| What is needed |
Wherever a line in the records contains the word "무상보육", return that line.

| Records supplied |
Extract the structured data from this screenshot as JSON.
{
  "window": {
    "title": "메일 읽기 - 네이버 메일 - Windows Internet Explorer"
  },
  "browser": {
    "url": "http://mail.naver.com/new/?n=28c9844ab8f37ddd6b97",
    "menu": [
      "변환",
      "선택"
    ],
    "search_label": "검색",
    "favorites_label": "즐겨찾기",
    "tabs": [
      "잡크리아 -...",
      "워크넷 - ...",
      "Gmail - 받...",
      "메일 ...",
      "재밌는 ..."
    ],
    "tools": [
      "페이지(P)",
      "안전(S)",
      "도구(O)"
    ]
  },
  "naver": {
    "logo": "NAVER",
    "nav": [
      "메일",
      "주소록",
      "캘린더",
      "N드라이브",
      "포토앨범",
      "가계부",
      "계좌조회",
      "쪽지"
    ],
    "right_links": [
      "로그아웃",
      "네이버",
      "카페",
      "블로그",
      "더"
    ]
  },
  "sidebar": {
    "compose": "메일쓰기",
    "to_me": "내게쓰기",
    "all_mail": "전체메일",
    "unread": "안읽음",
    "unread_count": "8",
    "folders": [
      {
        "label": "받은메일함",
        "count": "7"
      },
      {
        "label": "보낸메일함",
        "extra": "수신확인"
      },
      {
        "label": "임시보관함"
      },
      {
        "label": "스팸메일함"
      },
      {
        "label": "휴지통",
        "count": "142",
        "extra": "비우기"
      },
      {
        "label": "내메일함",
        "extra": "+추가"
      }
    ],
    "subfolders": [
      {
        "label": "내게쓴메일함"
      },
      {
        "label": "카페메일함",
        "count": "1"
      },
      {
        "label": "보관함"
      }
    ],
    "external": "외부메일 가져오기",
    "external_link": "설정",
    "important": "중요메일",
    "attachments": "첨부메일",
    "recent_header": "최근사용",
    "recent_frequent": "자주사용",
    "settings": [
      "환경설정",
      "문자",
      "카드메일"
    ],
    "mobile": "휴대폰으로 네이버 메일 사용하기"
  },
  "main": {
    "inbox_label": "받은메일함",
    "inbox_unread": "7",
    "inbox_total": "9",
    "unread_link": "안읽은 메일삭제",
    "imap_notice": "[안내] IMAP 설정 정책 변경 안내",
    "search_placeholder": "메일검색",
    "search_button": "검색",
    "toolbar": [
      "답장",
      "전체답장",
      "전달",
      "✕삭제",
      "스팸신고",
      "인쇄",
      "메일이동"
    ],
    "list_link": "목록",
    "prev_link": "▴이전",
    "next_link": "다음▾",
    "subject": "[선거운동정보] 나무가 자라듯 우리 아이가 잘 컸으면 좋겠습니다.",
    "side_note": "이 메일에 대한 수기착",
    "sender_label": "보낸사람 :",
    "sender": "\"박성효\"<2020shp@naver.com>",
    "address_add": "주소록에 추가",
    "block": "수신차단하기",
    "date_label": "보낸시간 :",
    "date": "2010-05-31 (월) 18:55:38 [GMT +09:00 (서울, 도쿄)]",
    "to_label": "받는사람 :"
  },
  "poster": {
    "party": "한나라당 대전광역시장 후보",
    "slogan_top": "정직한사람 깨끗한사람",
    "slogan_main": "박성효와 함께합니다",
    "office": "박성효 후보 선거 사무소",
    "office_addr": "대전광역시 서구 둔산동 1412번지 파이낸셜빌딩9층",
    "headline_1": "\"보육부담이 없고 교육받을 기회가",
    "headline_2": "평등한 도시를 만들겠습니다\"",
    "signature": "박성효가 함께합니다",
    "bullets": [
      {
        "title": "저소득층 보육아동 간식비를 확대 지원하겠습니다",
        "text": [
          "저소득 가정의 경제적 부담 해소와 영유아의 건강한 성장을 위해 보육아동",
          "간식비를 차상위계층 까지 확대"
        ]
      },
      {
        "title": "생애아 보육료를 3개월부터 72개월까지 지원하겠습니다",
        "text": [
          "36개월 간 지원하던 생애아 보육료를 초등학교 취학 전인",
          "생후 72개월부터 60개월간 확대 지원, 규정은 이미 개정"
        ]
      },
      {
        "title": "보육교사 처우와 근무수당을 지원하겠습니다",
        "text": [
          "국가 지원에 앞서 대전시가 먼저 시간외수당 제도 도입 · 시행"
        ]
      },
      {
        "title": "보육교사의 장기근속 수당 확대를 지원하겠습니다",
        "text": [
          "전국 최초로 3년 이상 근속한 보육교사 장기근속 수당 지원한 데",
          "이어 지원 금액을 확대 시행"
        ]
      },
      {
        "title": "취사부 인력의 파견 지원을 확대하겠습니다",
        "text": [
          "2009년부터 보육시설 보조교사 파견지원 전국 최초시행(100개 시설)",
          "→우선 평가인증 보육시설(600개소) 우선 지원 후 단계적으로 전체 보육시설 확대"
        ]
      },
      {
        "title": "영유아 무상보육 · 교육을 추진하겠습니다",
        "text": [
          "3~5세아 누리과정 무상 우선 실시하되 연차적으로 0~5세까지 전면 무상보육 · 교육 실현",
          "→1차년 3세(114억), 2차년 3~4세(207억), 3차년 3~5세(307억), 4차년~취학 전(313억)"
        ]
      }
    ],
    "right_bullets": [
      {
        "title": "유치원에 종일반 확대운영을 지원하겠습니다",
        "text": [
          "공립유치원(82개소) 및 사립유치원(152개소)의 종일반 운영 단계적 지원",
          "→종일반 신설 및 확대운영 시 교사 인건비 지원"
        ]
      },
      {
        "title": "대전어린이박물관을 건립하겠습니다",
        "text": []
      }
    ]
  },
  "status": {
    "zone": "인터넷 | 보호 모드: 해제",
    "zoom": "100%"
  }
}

| Answer for the task |
        "title": "영유아 무상보육 · 교육을 추진하겠습니다",
          "3~5세아 누리과정 무상 우선 실시하되 연차적으로 0~5세까지 전면 무상보육 · 교육 실현",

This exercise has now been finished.